Is there rhyming? Yes. You might have noticed that these compound words do not rhyme in the usual way. Have you noticed that the two components of these words have same consonants? Yes you agree. Then what makes the difference? Yes the vowels alone are replaced. So they are alliterative i.e. the repetition of usually initial consonant sounds in two or more neighboring words or syllables.

C. Rhyming Type
- Repetitive Compound words: This peculiar word formation is for the sake of rhyming. Consider following examples:
1) airy-fairy - One that is insubstantial or impractical
2) argy-bargy - verbal dispute
3) artsy-fartsy - pretentiously or affectedly artistic (also arty-farty)
4) boo hoo - crying sound
5) boogie-woogie - piano jazz style
6) bow-wow - the sound of a dog
7) easy-peasy - very easy
8) fuddy-duddy - conservative or dull person
9) hanky-panky - suspicious behaviour
10) heebie-jeebies - nervousness
11) helter-skelter - haphazard
12) higgledy-piggledy - muddled
13) hocus-pocus - trickery; a magician's incantation
14) hodge-podge - a confused mixture
15) hoity-toity - haughty
16) itsy-bitsy - tiny
17) jeepers creepers - exclamation of surprise
18) mumbo-jumbo - derogatory reference to a religious or spiritual ritual
19) namby-pamby - feeble, weak
20) nitty gritty - the facts
21) okey-dokey - OK
22) super-duper - very pleasing
23) willy-nilly - whether it's wanted or not
You may notice that the initial word is repeated identically except for the first letter. Are you able to feel the rhyming? You may notice rhyming in poetry. You might have noticed, while first component of these words would occur at the end of the first line of poetry, the second component could complete in the next line.
Tautonym Type - Repetitive Compound words: Wikipedia reports yet another category of repetitive compound words. What is Tautonym? 'A tautonym is a binomial scientific name in which the name of the genus and that of the species (referred to as the specific epithet in the International Code of Botanical Nomenclature and the specific name in the International Code of Zoological Nomenclature) are identical.
Tautonymy (i.e., the usage of tautonyms) is permissible in zoological nomenclature but tautonyms are considered illegitimate under the current nomenclature rules for botanical nomenclature. You may refer the big Consider the examples:

1) Gorilla gorilla - (Western Gorilla)
2) Hyaena hyaena - (Striped Hyena)
3) Jiges Jiges - (Black Rabbit)
4) Vulpes vulpes - (Red Fox)

1) Bubo bubo - (Eurasian Eagle Owl)
2) Grus grus - (Common Crane)
3) Guira guira - (Guira Cuckoo)
4) Luscinia luscinia - (Thrush Nightingale)

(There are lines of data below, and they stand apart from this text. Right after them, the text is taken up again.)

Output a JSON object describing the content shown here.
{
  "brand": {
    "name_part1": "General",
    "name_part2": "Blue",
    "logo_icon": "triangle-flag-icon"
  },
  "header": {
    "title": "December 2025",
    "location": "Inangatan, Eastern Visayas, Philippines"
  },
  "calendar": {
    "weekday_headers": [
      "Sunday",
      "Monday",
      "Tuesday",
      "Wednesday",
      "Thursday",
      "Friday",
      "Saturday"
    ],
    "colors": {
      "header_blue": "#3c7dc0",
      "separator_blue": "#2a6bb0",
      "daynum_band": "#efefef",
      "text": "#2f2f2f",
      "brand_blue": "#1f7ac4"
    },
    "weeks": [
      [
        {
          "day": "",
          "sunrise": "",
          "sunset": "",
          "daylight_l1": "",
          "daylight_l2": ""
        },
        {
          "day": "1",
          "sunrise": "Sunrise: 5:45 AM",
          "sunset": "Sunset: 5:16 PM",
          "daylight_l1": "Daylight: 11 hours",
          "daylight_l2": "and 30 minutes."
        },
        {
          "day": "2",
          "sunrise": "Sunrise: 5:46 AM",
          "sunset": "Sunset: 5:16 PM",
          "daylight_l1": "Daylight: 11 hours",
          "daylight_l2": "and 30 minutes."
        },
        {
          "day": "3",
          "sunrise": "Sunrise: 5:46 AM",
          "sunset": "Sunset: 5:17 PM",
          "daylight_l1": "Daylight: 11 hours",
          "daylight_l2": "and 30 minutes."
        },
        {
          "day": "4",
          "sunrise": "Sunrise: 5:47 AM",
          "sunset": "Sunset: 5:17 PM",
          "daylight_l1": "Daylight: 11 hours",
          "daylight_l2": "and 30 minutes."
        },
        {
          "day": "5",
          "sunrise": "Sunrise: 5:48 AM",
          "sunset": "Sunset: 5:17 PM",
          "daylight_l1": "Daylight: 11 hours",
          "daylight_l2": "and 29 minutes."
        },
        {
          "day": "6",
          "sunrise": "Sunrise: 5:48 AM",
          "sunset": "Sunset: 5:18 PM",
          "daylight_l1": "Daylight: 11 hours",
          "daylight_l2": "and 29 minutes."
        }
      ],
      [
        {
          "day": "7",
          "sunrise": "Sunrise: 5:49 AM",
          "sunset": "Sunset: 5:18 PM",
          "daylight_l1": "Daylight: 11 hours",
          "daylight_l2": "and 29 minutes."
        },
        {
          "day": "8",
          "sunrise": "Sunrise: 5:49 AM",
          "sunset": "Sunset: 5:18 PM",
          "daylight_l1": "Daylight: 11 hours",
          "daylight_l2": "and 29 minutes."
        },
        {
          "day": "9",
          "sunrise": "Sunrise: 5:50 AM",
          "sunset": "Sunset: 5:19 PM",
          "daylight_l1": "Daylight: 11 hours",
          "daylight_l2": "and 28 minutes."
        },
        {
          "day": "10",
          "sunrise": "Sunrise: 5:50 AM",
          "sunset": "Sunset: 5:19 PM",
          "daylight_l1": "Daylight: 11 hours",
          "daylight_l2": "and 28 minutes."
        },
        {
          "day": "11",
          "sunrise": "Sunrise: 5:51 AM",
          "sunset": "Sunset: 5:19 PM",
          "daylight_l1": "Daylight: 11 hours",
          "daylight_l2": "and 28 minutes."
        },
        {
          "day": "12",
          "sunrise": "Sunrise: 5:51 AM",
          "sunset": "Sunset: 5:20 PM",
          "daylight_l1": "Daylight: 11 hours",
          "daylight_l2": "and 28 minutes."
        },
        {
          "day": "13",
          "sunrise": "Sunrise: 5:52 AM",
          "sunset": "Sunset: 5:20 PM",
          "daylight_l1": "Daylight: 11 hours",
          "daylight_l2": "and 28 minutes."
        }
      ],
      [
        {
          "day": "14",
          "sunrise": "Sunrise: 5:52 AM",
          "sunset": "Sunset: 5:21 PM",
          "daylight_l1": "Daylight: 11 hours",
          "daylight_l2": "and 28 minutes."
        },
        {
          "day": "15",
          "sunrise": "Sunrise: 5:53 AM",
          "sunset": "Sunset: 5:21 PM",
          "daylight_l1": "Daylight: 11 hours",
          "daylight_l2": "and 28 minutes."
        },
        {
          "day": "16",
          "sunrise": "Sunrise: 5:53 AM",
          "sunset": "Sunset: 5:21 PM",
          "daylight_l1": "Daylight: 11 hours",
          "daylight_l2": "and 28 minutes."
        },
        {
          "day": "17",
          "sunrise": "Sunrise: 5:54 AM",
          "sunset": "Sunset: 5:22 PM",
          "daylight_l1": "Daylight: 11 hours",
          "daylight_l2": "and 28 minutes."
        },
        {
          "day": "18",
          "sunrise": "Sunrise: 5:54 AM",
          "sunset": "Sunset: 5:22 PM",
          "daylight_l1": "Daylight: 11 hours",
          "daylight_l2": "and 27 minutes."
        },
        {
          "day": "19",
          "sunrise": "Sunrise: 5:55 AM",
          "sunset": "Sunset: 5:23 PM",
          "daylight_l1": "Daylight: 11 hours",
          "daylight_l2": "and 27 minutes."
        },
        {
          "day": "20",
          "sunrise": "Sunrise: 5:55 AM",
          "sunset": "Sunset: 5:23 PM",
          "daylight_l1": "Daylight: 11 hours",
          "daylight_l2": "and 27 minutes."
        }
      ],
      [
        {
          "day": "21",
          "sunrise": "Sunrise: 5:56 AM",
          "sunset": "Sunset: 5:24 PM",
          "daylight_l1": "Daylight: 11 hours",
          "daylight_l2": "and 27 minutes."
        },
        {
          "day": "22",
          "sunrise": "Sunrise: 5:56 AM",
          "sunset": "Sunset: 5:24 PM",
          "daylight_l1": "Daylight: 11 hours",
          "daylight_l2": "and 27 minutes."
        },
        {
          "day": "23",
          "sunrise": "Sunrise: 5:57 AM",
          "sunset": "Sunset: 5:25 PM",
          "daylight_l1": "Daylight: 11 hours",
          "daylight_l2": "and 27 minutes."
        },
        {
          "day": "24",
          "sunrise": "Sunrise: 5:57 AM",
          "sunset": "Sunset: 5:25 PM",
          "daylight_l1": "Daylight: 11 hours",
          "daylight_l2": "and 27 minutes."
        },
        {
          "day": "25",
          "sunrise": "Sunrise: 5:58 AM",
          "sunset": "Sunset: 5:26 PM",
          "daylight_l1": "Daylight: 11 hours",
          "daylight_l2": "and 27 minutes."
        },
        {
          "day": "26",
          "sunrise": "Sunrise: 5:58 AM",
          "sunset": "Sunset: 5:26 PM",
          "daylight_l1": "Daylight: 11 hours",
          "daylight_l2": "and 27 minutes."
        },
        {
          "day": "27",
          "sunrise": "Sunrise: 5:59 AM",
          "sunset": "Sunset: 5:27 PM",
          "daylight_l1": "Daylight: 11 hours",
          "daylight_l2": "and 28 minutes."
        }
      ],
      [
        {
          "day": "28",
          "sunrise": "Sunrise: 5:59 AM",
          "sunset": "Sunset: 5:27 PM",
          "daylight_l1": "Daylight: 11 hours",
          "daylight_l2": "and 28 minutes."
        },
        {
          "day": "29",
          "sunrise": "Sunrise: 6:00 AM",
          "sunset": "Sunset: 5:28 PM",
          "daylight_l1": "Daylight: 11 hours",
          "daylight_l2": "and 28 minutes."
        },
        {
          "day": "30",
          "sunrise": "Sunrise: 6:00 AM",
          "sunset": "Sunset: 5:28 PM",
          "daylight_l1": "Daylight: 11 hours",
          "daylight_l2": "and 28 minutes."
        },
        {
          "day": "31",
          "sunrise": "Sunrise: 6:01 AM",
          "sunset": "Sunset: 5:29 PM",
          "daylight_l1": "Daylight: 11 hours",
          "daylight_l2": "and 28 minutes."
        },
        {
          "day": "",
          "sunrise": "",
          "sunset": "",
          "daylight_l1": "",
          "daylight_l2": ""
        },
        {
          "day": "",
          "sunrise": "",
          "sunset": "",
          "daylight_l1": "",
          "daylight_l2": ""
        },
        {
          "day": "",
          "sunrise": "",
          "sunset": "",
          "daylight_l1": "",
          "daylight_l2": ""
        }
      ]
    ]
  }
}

1) Cerastes cerastes - (desert horned viper)
2) Hypnale hypnale - (hump-nosed viper)
3) Naja naja - (Indian cobra)
4) Natrix natrix - (grass snake)

1) Catla catla - (catla)
2) Chaca chaca - (frogmouth catfish)
3) Hippocampus hipocampus - (European seahorse)
4) Pristis pristis - (common sawfish)

Ok,Please Refer the following Websites for your detailed learning (including examples) :D


Popular Posts